[Items from an interface collection]
BEGIN
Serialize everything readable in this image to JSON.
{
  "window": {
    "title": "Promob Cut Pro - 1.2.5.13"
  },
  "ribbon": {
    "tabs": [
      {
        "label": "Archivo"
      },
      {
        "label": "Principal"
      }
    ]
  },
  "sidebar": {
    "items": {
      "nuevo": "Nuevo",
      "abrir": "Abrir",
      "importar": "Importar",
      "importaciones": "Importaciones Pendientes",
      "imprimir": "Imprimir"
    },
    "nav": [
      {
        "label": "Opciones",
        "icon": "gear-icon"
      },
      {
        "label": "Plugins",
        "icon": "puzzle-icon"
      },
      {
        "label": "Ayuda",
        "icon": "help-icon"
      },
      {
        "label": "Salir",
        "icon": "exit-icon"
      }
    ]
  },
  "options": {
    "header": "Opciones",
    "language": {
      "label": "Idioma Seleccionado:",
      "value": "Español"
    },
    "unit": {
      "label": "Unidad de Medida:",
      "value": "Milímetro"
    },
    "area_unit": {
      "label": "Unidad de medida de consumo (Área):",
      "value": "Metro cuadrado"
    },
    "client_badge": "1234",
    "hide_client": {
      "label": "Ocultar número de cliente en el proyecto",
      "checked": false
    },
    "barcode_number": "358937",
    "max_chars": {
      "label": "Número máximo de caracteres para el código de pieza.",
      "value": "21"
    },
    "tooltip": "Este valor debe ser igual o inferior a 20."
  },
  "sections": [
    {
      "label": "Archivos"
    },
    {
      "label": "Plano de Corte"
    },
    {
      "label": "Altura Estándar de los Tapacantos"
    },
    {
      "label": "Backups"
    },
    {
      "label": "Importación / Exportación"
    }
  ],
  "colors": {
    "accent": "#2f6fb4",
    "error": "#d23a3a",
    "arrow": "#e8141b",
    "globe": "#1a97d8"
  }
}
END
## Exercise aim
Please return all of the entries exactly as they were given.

## Exercise solution
Serialize everything readable in this image to JSON.
{
  "window": {
    "title": "Promob Cut Pro - 1.2.5.13"
  },
  "ribbon": {
    "tabs": [
      {
        "label": "Archivo"
      },
      {
        "label": "Principal"
      }
    ]
  },
  "sidebar": {
    "items": {
      "nuevo": "Nuevo",
      "abrir": "Abrir",
      "importar": "Importar",
      "importaciones": "Importaciones Pendientes",
      "imprimir": "Imprimir"
    },
    "nav": [
      {
        "label": "Opciones",
        "icon": "gear-icon"
      },
      {
        "label": "Plugins",
        "icon": "puzzle-icon"
      },
      {
        "label": "Ayuda",
        "icon": "help-icon"
      },
      {
        "label": "Salir",
        "icon": "exit-icon"
      }
    ]
  },
  "options": {
    "header": "Opciones",
    "language": {
      "label": "Idioma Seleccionado:",
      "value": "Español"
    },
    "unit": {
      "label": "Unidad de Medida:",
      "value": "Milímetro"
    },
    "area_unit": {
      "label": "Unidad de medida de consumo (Área):",
      "value": "Metro cuadrado"
    },
    "client_badge": "1234",
    "hide_client": {
      "label": "Ocultar número de cliente en el proyecto",
      "checked": false
    },
    "barcode_number": "358937",
    "max_chars": {
      "label": "Número máximo de caracteres para el código de pieza.",
      "value": "21"
    },
    "tooltip": "Este valor debe ser igual o inferior a 20."
  },
  "sections": [
    {
      "label": "Archivos"
    },
    {
      "label": "Plano de Corte"
    },
    {
      "label": "Altura Estándar de los Tapacantos"
    },
    {
      "label": "Backups"
    },
    {
      "label": "Importación / Exportación"
    }
  ],
  "colors": {
    "accent": "#2f6fb4",
    "error": "#d23a3a",
    "arrow": "#e8141b",
    "globe": "#1a97d8"
  }
}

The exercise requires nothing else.